**Your instructions:** Filter the entries for lines with the word "footnote".

**Records supplied:**
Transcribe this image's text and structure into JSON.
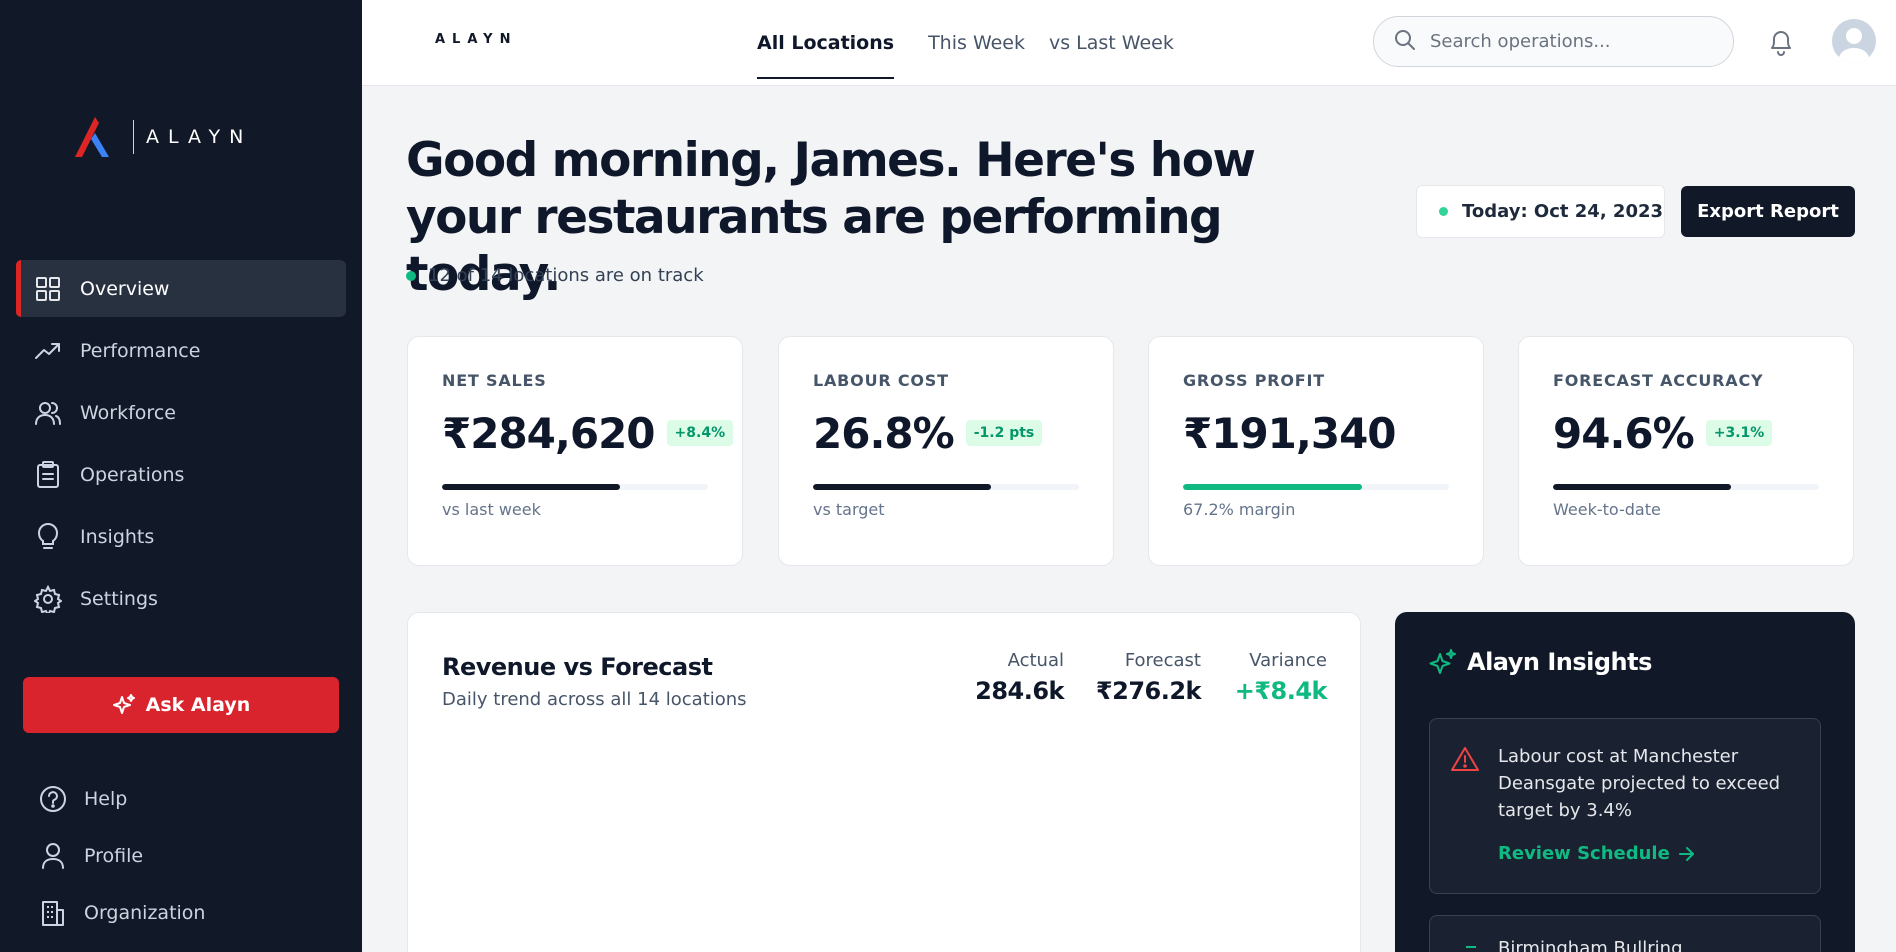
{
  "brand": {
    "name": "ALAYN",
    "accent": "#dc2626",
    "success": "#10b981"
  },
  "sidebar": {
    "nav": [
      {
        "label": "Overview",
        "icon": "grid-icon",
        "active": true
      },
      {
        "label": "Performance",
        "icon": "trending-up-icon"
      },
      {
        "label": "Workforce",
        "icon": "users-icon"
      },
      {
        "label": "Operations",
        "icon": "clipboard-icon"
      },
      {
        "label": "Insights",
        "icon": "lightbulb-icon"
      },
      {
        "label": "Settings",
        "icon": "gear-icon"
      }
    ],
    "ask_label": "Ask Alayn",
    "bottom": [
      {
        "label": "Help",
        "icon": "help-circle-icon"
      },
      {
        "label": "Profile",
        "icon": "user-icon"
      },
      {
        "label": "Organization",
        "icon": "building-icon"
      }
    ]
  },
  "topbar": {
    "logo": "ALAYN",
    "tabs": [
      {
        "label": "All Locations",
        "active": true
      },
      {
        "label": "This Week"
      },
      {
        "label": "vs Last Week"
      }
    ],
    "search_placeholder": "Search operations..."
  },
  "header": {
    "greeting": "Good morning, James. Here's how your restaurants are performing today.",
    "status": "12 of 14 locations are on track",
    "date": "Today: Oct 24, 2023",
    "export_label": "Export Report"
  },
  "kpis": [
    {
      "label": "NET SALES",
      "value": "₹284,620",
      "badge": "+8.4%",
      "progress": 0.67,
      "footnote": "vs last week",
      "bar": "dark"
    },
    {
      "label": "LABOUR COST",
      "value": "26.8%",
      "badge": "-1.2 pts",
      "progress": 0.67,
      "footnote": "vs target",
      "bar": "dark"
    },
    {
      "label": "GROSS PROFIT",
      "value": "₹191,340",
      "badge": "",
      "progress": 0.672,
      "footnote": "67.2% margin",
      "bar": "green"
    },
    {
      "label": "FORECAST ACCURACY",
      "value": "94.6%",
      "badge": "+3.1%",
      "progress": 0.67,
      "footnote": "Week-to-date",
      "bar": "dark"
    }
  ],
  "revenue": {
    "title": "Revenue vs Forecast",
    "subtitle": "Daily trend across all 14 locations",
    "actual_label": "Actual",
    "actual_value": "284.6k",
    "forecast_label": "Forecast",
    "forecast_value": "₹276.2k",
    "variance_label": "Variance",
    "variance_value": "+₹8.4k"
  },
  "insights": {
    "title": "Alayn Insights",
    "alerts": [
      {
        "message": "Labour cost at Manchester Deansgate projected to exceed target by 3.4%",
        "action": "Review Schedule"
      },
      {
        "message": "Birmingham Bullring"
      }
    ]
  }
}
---
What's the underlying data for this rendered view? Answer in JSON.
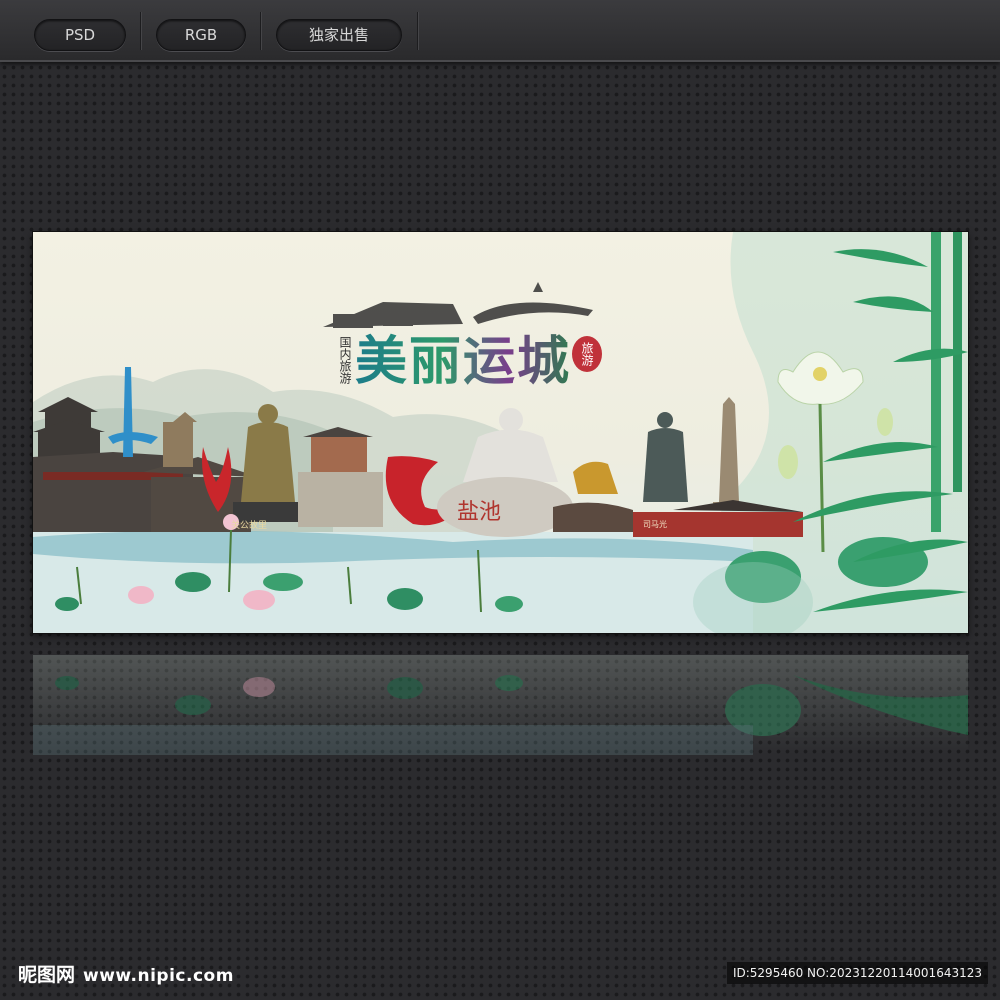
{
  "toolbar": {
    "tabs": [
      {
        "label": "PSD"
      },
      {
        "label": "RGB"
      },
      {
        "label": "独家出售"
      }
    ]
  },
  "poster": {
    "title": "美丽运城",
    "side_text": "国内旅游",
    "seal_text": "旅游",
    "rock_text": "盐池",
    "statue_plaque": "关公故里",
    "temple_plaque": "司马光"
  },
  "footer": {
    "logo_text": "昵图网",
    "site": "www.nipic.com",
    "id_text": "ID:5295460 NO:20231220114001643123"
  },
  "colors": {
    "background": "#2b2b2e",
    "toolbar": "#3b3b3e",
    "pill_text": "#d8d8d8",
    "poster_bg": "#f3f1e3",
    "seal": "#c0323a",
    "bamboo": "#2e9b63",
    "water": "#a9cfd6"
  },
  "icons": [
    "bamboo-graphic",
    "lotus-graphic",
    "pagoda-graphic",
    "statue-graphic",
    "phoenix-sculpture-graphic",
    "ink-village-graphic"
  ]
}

**Completed task:**
      "footnote": "vs last week",
      "footnote": "vs target",
      "footnote": "67.2% margin",
      "footnote": "Week-to-date",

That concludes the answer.